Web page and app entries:
┌──
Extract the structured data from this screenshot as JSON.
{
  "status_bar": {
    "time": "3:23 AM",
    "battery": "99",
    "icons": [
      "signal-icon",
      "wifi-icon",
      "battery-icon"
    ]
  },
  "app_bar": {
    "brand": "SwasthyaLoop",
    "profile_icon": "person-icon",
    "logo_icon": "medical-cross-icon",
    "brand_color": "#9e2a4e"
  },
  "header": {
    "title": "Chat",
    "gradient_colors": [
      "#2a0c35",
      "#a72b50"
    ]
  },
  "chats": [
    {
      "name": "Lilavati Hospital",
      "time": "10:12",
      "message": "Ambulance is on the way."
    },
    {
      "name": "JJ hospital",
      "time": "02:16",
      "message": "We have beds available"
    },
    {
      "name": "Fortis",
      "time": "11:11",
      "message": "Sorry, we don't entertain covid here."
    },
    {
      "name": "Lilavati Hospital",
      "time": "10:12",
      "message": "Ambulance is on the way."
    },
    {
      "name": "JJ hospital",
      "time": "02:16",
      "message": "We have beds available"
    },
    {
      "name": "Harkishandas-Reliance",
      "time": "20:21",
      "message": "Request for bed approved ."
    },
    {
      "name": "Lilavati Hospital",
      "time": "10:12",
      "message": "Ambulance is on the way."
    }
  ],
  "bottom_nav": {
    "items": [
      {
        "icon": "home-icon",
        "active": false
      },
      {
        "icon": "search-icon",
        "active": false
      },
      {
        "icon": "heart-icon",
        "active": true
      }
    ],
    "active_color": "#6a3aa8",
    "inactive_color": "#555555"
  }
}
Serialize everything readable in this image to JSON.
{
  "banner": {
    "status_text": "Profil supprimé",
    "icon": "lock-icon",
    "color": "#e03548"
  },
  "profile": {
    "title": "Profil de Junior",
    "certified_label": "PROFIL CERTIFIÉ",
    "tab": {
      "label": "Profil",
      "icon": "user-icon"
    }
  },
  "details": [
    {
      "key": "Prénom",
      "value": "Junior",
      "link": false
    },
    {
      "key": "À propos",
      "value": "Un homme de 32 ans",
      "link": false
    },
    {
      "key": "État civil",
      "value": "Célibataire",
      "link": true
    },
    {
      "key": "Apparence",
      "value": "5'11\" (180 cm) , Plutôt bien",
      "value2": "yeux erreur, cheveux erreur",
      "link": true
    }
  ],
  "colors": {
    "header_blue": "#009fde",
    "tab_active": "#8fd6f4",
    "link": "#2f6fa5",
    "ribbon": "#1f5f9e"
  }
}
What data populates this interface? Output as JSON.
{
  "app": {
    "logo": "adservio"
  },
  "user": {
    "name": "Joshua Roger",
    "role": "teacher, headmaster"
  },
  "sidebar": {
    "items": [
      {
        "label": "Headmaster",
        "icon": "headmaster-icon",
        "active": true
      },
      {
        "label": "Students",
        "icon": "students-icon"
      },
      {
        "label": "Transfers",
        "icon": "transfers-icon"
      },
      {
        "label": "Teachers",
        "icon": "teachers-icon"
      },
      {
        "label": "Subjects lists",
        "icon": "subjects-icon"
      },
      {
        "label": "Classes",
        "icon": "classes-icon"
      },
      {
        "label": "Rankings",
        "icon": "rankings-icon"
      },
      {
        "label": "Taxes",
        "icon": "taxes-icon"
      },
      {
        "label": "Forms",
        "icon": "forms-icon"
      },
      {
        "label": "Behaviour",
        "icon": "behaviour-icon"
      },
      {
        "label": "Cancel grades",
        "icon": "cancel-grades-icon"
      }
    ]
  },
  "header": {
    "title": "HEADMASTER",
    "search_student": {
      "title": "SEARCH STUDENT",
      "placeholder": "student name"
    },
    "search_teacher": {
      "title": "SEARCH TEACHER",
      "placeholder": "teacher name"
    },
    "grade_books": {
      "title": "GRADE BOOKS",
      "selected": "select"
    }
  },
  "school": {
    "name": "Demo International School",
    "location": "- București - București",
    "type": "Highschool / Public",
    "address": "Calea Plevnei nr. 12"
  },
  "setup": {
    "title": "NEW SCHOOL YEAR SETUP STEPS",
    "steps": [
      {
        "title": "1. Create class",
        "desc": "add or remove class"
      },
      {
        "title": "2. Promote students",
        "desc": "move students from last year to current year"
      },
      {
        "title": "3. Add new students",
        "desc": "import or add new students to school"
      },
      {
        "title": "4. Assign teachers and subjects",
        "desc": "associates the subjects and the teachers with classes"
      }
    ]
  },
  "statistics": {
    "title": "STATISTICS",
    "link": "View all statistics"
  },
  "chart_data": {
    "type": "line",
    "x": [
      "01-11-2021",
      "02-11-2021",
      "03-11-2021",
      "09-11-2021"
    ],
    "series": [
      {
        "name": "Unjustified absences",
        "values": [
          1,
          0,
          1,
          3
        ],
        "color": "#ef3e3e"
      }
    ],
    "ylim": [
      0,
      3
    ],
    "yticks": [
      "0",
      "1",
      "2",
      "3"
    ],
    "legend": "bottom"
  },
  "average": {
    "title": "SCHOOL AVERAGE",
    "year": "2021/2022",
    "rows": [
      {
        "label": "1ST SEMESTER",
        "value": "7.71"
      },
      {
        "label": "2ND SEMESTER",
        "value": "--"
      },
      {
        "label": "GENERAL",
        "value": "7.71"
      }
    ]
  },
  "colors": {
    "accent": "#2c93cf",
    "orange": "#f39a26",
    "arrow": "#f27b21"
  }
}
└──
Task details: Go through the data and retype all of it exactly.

Written solution:
Extract the structured data from this screenshot as JSON.
{
  "status_bar": {
    "time": "3:23 AM",
    "battery": "99",
    "icons": [
      "signal-icon",
      "wifi-icon",
      "battery-icon"
    ]
  },
  "app_bar": {
    "brand": "SwasthyaLoop",
    "profile_icon": "person-icon",
    "logo_icon": "medical-cross-icon",
    "brand_color": "#9e2a4e"
  },
  "header": {
    "title": "Chat",
    "gradient_colors": [
      "#2a0c35",
      "#a72b50"
    ]
  },
  "chats": [
    {
      "name": "Lilavati Hospital",
      "time": "10:12",
      "message": "Ambulance is on the way."
    },
    {
      "name": "JJ hospital",
      "time": "02:16",
      "message": "We have beds available"
    },
    {
      "name": "Fortis",
      "time": "11:11",
      "message": "Sorry, we don't entertain covid here."
    },
    {
      "name": "Lilavati Hospital",
      "time": "10:12",
      "message": "Ambulance is on the way."
    },
    {
      "name": "JJ hospital",
      "time": "02:16",
      "message": "We have beds available"
    },
    {
      "name": "Harkishandas-Reliance",
      "time": "20:21",
      "message": "Request for bed approved ."
    },
    {
      "name": "Lilavati Hospital",
      "time": "10:12",
      "message": "Ambulance is on the way."
    }
  ],
  "bottom_nav": {
    "items": [
      {
        "icon": "home-icon",
        "active": false
      },
      {
        "icon": "search-icon",
        "active": false
      },
      {
        "icon": "heart-icon",
        "active": true
      }
    ],
    "active_color": "#6a3aa8",
    "inactive_color": "#555555"
  }
}
Serialize everything readable in this image to JSON.
{
  "banner": {
    "status_text": "Profil supprimé",
    "icon": "lock-icon",
    "color": "#e03548"
  },
  "profile": {
    "title": "Profil de Junior",
    "certified_label": "PROFIL CERTIFIÉ",
    "tab": {
      "label": "Profil",
      "icon": "user-icon"
    }
  },
  "details": [
    {
      "key": "Prénom",
      "value": "Junior",
      "link": false
    },
    {
      "key": "À propos",
      "value": "Un homme de 32 ans",
      "link": false
    },
    {
      "key": "État civil",
      "value": "Célibataire",
      "link": true
    },
    {
      "key": "Apparence",
      "value": "5'11\" (180 cm) , Plutôt bien",
      "value2": "yeux erreur, cheveux erreur",
      "link": true
    }
  ],
  "colors": {
    "header_blue": "#009fde",
    "tab_active": "#8fd6f4",
    "link": "#2f6fa5",
    "ribbon": "#1f5f9e"
  }
}
What data populates this interface? Output as JSON.
{
  "app": {
    "logo": "adservio"
  },
  "user": {
    "name": "Joshua Roger",
    "role": "teacher, headmaster"
  },
  "sidebar": {
    "items": [
      {
        "label": "Headmaster",
        "icon": "headmaster-icon",
        "active": true
      },
      {
        "label": "Students",
        "icon": "students-icon"
      },
      {
        "label": "Transfers",
        "icon": "transfers-icon"
      },
      {
        "label": "Teachers",
        "icon": "teachers-icon"
      },
      {
        "label": "Subjects lists",
        "icon": "subjects-icon"
      },
      {
        "label": "Classes",
        "icon": "classes-icon"
      },
      {
        "label": "Rankings",
        "icon": "rankings-icon"
      },
      {
        "label": "Taxes",
        "icon": "taxes-icon"
      },
      {
        "label": "Forms",
        "icon": "forms-icon"
      },
      {
        "label": "Behaviour",
        "icon": "behaviour-icon"
      },
      {
        "label": "Cancel grades",
        "icon": "cancel-grades-icon"
      }
    ]
  },
  "header": {
    "title": "HEADMASTER",
    "search_student": {
      "title": "SEARCH STUDENT",
      "placeholder": "student name"
    },
    "search_teacher": {
      "title": "SEARCH TEACHER",
      "placeholder": "teacher name"
    },
    "grade_books": {
      "title": "GRADE BOOKS",
      "selected": "select"
    }
  },
  "school": {
    "name": "Demo International School",
    "location": "- București - București",
    "type": "Highschool / Public",
    "address": "Calea Plevnei nr. 12"
  },
  "setup": {
    "title": "NEW SCHOOL YEAR SETUP STEPS",
    "steps": [
      {
        "title": "1. Create class",
        "desc": "add or remove class"
      },
      {
        "title": "2. Promote students",
        "desc": "move students from last year to current year"
      },
      {
        "title": "3. Add new students",
        "desc": "import or add new students to school"
      },
      {
        "title": "4. Assign teachers and subjects",
        "desc": "associates the subjects and the teachers with classes"
      }
    ]
  },
  "statistics": {
    "title": "STATISTICS",
    "link": "View all statistics"
  },
  "chart_data": {
    "type": "line",
    "x": [
      "01-11-2021",
      "02-11-2021",
      "03-11-2021",
      "09-11-2021"
    ],
    "series": [
      {
        "name": "Unjustified absences",
        "values": [
          1,
          0,
          1,
          3
        ],
        "color": "#ef3e3e"
      }
    ],
    "ylim": [
      0,
      3
    ],
    "yticks": [
      "0",
      "1",
      "2",
      "3"
    ],
    "legend": "bottom"
  },
  "average": {
    "title": "SCHOOL AVERAGE",
    "year": "2021/2022",
    "rows": [
      {
        "label": "1ST SEMESTER",
        "value": "7.71"
      },
      {
        "label": "2ND SEMESTER",
        "value": "--"
      },
      {
        "label": "GENERAL",
        "value": "7.71"
      }
    ]
  },
  "colors": {
    "accent": "#2c93cf",
    "orange": "#f39a26",
    "arrow": "#f27b21"
  }
}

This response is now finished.